▶ _WHAT NEEDS TO BE DONE_
On the basis of the records below, report how many lines contain the word "quantityOrdered". Nothing else should be given.
_ _ _ _ _ _ _
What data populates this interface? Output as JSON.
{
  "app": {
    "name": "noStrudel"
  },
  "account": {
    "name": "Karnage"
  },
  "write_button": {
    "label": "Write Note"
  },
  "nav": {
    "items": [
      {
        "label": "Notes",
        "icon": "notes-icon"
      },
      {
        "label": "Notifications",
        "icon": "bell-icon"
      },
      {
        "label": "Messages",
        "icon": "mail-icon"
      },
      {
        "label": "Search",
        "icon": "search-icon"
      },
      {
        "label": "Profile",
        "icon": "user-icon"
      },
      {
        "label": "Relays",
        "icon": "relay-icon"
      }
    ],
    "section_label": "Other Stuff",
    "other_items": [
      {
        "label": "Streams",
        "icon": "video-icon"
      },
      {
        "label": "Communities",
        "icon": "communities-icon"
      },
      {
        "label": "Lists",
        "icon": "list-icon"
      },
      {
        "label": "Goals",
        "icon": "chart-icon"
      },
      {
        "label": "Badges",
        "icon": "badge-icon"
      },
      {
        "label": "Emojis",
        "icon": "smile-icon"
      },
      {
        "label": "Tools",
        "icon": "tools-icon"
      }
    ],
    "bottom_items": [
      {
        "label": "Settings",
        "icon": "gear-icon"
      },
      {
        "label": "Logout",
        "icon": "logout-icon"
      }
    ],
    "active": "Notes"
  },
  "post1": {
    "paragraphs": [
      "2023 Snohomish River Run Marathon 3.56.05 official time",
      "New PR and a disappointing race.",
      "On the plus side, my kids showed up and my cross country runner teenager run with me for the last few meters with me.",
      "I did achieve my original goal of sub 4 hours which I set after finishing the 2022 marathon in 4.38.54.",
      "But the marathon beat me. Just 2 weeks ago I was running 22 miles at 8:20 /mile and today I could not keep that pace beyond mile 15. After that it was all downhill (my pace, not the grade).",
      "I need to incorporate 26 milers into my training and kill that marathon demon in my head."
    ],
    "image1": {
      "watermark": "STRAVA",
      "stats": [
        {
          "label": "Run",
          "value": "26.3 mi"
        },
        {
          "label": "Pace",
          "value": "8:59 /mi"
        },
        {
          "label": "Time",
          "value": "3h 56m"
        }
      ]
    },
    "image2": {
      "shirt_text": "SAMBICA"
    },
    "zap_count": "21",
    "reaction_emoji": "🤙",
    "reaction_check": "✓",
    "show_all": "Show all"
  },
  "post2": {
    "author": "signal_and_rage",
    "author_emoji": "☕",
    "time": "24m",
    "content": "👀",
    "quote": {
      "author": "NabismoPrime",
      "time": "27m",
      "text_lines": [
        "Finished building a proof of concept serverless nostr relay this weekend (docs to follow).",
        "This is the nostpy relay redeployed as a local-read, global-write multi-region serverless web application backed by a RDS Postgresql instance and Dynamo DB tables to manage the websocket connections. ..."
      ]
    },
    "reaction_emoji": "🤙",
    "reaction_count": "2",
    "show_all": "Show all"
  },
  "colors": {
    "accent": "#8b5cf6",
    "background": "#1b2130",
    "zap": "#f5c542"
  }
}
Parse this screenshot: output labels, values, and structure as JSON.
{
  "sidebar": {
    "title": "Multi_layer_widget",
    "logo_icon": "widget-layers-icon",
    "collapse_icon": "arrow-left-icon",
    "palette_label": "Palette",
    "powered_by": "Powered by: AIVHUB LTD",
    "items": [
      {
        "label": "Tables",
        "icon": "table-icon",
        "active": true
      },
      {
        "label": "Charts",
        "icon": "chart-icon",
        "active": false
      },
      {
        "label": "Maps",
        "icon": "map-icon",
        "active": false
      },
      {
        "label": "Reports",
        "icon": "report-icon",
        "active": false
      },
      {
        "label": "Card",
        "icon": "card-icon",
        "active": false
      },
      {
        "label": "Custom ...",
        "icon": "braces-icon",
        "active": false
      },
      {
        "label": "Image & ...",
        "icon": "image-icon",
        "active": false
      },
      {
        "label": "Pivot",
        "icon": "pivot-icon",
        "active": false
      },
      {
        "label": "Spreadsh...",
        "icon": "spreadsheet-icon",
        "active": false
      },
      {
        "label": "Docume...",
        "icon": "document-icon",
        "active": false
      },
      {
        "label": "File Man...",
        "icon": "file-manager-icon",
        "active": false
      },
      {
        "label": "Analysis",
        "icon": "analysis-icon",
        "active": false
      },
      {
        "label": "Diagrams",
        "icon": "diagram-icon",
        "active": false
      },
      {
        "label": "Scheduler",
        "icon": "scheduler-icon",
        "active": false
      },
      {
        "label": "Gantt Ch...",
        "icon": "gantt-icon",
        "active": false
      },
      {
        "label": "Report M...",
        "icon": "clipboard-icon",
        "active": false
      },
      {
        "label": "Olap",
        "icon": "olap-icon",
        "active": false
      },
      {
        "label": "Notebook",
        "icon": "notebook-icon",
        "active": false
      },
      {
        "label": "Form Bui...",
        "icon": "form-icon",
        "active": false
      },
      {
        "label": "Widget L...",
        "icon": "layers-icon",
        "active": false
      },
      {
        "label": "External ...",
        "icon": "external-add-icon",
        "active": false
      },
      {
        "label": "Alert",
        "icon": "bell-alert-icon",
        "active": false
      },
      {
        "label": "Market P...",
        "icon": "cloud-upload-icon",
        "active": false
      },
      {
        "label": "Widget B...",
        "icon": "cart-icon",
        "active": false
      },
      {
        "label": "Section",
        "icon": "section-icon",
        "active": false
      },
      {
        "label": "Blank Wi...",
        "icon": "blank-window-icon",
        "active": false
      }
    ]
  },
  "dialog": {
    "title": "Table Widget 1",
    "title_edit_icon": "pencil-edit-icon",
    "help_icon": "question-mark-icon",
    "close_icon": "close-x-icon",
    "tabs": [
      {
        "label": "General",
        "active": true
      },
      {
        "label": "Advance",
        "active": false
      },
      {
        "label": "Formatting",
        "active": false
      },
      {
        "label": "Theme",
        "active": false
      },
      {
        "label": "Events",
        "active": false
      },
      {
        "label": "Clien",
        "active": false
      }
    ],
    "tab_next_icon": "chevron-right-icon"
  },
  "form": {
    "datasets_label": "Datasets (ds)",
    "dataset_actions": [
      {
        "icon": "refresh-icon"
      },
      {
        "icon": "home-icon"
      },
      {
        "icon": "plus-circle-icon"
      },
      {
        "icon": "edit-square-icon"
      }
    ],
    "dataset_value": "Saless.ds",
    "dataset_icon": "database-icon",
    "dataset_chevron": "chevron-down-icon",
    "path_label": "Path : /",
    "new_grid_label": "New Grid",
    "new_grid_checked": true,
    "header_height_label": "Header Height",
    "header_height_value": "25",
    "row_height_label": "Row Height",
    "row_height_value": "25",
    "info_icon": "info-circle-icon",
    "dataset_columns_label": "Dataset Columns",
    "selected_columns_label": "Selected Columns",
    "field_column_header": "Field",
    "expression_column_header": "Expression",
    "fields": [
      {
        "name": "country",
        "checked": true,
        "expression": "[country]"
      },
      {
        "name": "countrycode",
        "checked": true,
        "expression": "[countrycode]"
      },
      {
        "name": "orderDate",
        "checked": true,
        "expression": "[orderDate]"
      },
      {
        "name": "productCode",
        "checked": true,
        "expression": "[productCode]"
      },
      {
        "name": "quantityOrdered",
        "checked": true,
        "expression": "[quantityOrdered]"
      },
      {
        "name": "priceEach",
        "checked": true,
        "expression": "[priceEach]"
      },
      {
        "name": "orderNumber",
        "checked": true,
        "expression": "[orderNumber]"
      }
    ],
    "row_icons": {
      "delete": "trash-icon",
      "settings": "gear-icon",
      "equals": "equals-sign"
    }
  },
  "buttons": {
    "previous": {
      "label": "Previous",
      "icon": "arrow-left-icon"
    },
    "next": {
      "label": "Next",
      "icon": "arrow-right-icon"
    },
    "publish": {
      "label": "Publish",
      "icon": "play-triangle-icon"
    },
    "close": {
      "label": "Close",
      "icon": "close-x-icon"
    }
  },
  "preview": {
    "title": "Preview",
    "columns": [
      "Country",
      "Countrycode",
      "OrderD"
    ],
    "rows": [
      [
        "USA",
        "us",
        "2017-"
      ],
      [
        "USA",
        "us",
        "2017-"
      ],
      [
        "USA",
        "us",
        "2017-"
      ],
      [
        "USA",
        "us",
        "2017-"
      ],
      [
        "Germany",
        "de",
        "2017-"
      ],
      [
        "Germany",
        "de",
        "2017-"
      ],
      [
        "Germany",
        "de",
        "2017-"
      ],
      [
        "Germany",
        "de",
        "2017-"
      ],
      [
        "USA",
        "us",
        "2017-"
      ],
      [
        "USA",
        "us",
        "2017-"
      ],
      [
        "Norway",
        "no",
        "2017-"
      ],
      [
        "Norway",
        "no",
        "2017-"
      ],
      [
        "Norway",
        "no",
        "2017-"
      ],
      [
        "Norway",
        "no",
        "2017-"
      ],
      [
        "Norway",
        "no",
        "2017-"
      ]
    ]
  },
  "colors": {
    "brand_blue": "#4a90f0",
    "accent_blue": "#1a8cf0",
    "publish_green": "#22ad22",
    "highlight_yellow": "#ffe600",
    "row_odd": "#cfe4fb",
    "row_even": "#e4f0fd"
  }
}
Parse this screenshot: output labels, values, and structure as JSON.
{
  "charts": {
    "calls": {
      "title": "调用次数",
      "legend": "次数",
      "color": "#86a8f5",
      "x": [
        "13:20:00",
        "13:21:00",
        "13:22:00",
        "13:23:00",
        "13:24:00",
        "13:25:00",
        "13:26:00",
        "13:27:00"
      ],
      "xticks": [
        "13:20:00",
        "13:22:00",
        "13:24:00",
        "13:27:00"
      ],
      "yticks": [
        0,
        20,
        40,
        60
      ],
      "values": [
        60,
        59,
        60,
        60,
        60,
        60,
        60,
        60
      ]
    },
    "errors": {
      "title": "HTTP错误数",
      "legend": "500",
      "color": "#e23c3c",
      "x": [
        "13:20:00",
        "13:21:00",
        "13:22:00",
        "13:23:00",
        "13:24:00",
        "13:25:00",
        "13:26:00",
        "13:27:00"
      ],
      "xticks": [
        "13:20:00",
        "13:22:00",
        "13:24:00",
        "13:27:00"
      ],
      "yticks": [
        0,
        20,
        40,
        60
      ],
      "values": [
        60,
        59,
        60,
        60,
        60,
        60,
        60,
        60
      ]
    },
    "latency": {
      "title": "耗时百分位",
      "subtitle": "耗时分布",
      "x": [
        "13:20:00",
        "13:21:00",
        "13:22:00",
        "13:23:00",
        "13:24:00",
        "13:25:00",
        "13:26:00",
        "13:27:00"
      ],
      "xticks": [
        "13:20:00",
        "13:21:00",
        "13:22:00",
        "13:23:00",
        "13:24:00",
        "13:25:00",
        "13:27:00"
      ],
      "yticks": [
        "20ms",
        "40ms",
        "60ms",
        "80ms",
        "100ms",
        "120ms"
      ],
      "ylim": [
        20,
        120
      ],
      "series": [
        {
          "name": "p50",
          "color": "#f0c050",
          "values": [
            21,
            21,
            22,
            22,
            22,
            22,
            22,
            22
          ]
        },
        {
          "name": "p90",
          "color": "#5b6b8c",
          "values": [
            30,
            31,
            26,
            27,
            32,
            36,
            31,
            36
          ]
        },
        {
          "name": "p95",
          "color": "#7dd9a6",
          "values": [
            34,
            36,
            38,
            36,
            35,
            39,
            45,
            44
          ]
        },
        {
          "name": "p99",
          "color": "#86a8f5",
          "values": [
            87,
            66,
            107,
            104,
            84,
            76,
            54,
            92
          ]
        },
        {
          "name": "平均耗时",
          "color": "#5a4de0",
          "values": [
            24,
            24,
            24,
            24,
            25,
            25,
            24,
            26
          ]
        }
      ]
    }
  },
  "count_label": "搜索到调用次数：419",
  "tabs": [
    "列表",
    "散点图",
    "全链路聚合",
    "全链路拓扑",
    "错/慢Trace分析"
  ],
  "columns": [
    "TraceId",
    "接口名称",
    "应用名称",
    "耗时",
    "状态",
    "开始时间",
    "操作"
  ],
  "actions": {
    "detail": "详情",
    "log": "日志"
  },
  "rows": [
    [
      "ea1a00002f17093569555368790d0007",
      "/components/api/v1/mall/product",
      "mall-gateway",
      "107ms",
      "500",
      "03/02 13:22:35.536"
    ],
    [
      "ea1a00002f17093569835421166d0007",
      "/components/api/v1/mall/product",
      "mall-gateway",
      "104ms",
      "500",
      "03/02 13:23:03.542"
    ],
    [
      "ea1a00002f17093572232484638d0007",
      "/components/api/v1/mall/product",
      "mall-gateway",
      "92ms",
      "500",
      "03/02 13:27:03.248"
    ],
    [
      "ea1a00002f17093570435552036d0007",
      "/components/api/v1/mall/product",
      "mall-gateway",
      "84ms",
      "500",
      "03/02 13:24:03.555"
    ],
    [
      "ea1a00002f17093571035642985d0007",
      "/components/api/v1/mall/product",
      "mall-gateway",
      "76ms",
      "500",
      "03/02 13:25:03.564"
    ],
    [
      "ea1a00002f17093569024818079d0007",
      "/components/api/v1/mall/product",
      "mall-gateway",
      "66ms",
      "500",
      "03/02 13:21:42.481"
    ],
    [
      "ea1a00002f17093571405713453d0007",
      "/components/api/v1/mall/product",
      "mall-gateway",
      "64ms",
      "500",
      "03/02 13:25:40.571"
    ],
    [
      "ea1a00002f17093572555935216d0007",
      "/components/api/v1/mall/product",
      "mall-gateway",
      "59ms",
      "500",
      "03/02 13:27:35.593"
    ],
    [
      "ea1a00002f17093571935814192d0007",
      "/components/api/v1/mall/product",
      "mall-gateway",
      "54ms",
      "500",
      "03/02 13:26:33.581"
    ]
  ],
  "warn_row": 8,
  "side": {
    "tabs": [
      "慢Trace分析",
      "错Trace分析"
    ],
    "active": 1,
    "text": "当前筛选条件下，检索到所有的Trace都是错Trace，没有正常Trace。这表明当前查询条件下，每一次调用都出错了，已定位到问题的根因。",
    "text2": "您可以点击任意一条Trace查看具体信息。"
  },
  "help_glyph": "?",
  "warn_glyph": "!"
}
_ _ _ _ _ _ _
▶ _ANSWER BOX_
2